:: WHAT YOU HAVE TO DO ::
Could you copy every record exactly, leaving the pictures behind?

Records from a dataset
'''

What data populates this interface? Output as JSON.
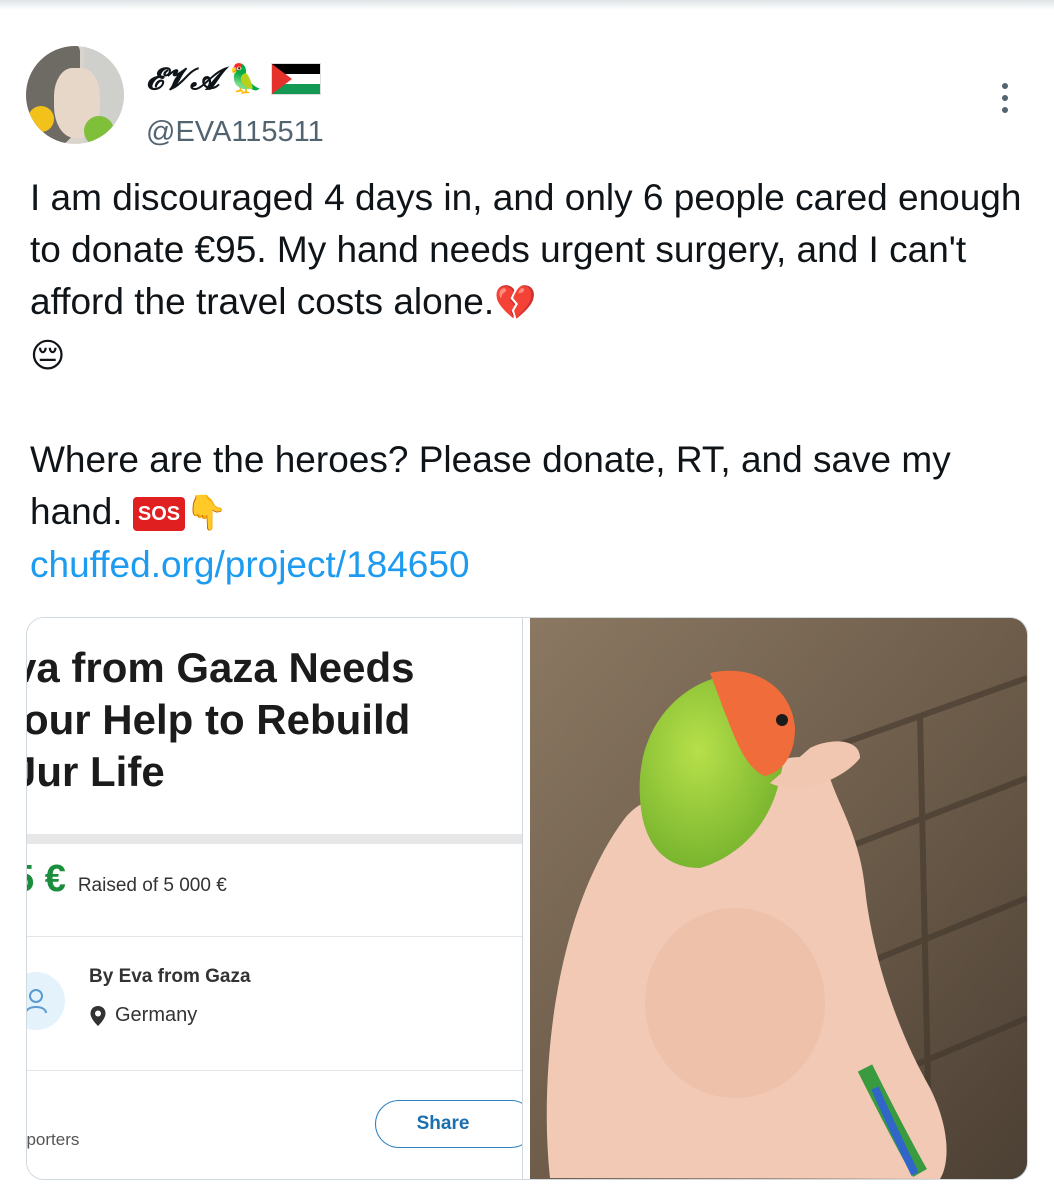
{
  "author": {
    "display_name": "𝓔𝓥𝓐",
    "parrot_emoji": "🦜",
    "handle": "@EVA115511"
  },
  "tweet": {
    "paragraph1": "I am discouraged 4 days in, and only 6 people cared enough to donate €95. My hand needs urgent surgery, and I can't afford the travel costs alone.",
    "paragraph1_emoji": "💔",
    "paragraph1_emoji2": "😔",
    "paragraph2": "Where are the heroes? Please donate, RT, and save my hand.",
    "sos_label": "SOS",
    "paragraph2_emoji": "👇",
    "link": "chuffed.org/project/184650"
  },
  "campaign_card": {
    "title_line1": "va from Gaza Needs",
    "title_line2": "'our Help to Rebuild",
    "title_line3": "Jur Life",
    "raised_amount": "5 €",
    "raised_label": "Raised of 5 000 €",
    "by_label": "By Eva from Gaza",
    "location": "Germany",
    "supporters_label": "pporters",
    "share_label": "Share"
  },
  "colors": {
    "link": "#1d9bf0",
    "raised_green": "#1b8e3d",
    "share_blue": "#1a6fb0",
    "handle_gray": "#536471"
  },
  "icons": {
    "more": "more-vertical-icon",
    "location": "location-pin-icon",
    "user": "user-icon"
  }
}
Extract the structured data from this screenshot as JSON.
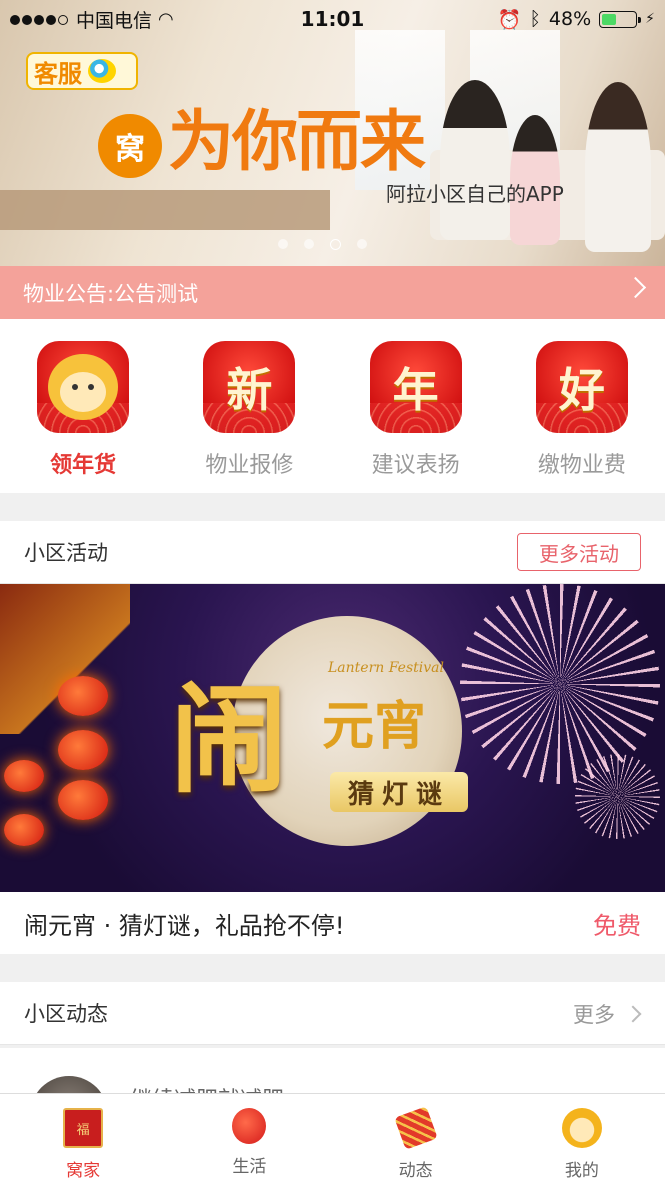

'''

:: SOLVED PROBLEM ::
What data populates this interface? Output as JSON.
{
  "author": {
    "display_name": "𝓔𝓥𝓐",
    "parrot_emoji": "🦜",
    "handle": "@EVA115511"
  },
  "tweet": {
    "paragraph1": "I am discouraged 4 days in, and only 6 people cared enough to donate €95. My hand needs urgent surgery, and I can't afford the travel costs alone.",
    "paragraph1_emoji": "💔",
    "paragraph1_emoji2": "😔",
    "paragraph2": "Where are the heroes? Please donate, RT, and save my hand.",
    "sos_label": "SOS",
    "paragraph2_emoji": "👇",
    "link": "chuffed.org/project/184650"
  },
  "campaign_card": {
    "title_line1": "va from Gaza Needs",
    "title_line2": "'our Help to Rebuild",
    "title_line3": "Jur Life",
    "raised_amount": "5 €",
    "raised_label": "Raised of 5 000 €",
    "by_label": "By Eva from Gaza",
    "location": "Germany",
    "supporters_label": "pporters",
    "share_label": "Share"
  },
  "colors": {
    "link": "#1d9bf0",
    "raised_green": "#1b8e3d",
    "share_blue": "#1a6fb0",
    "handle_gray": "#536471"
  },
  "icons": {
    "more": "more-vertical-icon",
    "location": "location-pin-icon",
    "user": "user-icon"
  }
}
Extract the structured data from this screenshot as JSON.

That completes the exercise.